• Goal of the exercise:
Across the records, find how many lines include the string "chevron" and answer with only the figure.

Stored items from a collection
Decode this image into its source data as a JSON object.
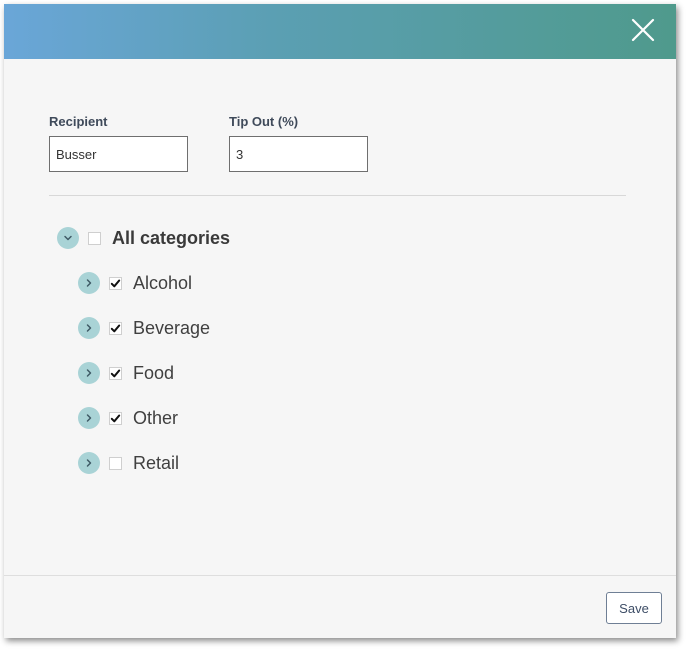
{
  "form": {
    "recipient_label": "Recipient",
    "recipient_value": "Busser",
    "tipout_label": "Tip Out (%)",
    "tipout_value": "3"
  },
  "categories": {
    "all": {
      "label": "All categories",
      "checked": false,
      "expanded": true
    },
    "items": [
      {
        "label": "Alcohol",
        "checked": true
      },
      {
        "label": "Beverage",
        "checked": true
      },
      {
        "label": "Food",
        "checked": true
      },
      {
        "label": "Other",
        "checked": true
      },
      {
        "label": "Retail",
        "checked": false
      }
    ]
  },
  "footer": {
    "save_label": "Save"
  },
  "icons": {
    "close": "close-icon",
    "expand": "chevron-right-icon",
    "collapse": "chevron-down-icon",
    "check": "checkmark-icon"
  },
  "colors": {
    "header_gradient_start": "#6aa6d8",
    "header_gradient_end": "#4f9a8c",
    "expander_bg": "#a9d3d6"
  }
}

• Task answer:
2